The heater comes with a number of safety features, such as tip over sensors and overheat shutoffs. It adds to that list an operational light that lets you know from across the room, whether the heater is running or not. This means that you don’t have to go up to it and double check the ON/OFF switch if you can’t remember if you powered it down.
For heating options, it has a 250 W and a 150 W setting. These come in at 853 BTU/HR and 511 BTU/HR respectively.
Now, these numbers might seem rather low, but you need to remember the goal of this device is only to heat you, not the whole area. This is also an electric heater, so you’ll need to have somewhere to plug it in or you will have to be cold.
- Extremely lightweight
- Compact and ideal to take anywhere
- Only good on very small spaces
- Won’t give out much heat, it’s really small
Related: The Coleman Twid LED Lantern is another good lantern to take with you on camping trips.

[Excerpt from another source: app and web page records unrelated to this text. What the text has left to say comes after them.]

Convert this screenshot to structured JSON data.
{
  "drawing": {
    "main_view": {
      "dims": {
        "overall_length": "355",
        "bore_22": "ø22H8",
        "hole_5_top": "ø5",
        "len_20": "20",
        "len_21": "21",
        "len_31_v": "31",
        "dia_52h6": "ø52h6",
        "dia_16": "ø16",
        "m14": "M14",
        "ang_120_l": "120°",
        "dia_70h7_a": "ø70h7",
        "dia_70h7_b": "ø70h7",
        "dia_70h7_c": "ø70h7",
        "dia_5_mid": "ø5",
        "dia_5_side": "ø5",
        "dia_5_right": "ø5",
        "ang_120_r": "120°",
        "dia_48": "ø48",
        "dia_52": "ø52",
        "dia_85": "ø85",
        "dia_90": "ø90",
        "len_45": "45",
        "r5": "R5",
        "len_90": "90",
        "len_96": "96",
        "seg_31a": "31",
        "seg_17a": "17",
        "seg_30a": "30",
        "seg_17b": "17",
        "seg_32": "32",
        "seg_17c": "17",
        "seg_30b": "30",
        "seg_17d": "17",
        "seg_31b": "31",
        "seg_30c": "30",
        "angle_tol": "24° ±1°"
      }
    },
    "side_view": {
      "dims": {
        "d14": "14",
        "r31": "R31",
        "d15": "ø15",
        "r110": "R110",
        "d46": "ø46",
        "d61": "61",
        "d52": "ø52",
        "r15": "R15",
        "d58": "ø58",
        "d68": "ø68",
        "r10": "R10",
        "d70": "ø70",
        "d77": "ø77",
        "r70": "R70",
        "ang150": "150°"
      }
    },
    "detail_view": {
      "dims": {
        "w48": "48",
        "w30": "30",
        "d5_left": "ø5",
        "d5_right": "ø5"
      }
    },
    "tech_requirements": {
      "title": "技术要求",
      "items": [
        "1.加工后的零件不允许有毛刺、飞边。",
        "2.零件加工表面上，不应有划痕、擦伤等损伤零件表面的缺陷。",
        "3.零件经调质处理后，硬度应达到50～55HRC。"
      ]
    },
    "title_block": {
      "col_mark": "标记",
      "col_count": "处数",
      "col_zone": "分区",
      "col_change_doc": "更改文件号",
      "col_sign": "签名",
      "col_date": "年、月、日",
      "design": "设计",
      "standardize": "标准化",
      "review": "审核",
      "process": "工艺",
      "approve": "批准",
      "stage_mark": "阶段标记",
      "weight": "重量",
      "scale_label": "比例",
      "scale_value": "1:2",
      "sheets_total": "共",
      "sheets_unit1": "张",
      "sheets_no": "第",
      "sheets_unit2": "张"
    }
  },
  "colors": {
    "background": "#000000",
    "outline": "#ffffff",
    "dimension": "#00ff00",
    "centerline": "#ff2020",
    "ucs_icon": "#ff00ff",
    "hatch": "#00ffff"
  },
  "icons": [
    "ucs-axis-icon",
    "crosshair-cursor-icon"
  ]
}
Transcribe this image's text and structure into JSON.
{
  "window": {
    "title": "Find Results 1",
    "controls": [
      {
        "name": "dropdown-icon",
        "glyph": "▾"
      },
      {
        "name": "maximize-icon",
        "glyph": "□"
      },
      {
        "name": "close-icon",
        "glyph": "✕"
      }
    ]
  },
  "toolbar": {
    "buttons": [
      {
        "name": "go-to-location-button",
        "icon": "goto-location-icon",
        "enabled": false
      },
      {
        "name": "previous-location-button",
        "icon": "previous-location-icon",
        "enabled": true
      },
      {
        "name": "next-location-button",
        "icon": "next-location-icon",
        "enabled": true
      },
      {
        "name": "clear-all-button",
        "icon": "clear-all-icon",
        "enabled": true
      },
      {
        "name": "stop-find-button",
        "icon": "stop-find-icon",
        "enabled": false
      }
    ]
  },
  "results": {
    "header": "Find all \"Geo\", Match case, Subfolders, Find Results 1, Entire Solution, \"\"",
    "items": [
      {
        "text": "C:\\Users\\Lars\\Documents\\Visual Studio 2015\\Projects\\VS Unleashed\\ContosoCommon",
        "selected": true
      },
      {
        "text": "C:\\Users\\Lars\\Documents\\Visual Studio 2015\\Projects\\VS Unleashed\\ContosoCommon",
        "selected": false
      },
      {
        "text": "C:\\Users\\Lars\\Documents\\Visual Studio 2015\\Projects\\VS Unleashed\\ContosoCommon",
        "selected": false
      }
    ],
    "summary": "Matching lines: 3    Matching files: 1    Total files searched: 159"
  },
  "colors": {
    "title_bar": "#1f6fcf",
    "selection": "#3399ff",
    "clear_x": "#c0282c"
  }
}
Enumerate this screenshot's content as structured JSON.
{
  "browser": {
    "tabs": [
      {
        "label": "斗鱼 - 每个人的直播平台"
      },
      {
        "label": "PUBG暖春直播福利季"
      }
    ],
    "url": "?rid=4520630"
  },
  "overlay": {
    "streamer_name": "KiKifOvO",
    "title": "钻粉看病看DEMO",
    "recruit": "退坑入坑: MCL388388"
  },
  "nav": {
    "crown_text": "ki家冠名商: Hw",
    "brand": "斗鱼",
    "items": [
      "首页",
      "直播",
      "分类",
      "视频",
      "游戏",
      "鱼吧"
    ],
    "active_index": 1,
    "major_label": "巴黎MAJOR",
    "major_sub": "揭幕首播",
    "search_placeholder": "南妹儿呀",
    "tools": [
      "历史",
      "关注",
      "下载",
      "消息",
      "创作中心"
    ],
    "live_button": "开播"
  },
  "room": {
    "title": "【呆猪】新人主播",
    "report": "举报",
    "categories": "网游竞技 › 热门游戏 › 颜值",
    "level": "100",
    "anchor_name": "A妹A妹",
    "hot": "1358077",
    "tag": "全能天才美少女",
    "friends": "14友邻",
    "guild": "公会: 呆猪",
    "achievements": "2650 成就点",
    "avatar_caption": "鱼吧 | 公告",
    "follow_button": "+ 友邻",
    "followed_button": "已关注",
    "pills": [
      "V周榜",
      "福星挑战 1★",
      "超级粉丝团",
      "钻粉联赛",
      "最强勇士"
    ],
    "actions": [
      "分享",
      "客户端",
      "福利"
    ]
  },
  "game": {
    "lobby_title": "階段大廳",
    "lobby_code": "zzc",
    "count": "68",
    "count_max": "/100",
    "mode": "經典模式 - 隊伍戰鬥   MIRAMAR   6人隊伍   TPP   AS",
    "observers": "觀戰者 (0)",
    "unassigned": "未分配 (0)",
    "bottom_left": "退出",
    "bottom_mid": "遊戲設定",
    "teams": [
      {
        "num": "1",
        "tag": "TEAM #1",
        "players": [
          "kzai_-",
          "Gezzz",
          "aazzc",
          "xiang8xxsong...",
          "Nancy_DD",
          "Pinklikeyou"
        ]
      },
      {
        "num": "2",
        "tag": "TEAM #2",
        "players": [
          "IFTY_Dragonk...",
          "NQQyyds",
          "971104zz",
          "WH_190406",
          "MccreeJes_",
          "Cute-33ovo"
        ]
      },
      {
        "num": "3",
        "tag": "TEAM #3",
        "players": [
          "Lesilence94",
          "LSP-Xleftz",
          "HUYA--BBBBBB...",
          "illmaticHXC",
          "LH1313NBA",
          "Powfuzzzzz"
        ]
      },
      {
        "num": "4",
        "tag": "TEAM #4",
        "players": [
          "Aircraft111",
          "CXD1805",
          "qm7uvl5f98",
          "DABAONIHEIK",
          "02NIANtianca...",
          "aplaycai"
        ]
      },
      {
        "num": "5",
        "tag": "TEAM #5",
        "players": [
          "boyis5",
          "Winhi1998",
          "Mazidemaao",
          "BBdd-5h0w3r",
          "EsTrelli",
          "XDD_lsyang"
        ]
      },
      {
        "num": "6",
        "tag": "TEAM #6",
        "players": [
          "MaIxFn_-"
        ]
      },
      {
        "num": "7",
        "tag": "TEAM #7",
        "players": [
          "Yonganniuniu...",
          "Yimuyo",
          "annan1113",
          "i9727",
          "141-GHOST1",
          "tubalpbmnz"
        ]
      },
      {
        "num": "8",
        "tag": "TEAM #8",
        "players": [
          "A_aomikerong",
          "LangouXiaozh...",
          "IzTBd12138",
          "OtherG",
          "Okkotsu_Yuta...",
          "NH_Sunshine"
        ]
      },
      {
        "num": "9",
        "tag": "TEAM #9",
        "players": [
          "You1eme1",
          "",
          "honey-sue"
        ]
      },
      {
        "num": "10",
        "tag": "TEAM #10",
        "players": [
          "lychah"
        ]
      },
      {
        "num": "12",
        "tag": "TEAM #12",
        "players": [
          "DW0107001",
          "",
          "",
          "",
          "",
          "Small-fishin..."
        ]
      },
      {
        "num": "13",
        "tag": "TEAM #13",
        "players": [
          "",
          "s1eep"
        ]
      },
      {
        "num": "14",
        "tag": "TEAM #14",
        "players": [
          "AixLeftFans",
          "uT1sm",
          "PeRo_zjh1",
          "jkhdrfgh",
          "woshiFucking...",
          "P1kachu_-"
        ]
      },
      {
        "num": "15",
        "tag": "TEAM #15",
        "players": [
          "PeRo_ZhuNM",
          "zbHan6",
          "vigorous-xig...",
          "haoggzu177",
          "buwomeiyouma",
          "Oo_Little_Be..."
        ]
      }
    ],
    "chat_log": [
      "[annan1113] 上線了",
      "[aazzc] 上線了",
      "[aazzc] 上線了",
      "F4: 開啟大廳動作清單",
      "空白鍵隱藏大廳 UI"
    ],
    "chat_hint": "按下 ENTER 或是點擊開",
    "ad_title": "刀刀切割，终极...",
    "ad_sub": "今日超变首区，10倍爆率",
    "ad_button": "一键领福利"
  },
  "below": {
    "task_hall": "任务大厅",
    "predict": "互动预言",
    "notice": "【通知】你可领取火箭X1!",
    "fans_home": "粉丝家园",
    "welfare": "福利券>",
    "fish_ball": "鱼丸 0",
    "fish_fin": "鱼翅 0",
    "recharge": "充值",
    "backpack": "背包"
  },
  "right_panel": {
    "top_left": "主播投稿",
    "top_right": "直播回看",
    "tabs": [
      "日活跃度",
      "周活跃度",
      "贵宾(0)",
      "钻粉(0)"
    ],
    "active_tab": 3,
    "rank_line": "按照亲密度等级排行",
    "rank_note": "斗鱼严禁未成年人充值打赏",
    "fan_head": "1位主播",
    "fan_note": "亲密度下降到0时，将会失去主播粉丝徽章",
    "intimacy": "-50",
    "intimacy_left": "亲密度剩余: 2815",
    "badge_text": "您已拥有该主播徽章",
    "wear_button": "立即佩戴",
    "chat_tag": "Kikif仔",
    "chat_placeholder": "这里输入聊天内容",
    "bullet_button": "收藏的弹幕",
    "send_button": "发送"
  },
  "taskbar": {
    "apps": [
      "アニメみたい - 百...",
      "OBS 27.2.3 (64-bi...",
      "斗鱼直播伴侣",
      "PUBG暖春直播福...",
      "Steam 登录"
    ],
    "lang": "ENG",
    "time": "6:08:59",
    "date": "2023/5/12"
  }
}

Whether you are sleeping indoors with the heater on, or outdoors, the lantern will help you move around at night.
Used properly according to the manufacturer’s guidelines a portable camping heater can be a great addition to your camping gear. Don’t think that these should just be a winter camping equipment either. There are plenty of cold nights during the springs and the fall, that such a device would be a grand way to take the edge off the cold.
Remember when you are making your selection consider your style of camping, your gear and what your goals are for a new device. The first and perhaps most important thing to consider is how will you power this device? Some of the choices in our list can run off a canister of fuel, others will need to be plugged in.
This may very well drive you to quickly narrow the choices for you. If you look through and make a list of the features that are important to you and which are merely nice to haves, it will make your selection a lot easier.
And once you have made that selection we’d love to hear which one you picked. Tell us in the comments below. And if you have that one friend that can never seem to be warm enough while camping, go ahead and share this article out to them.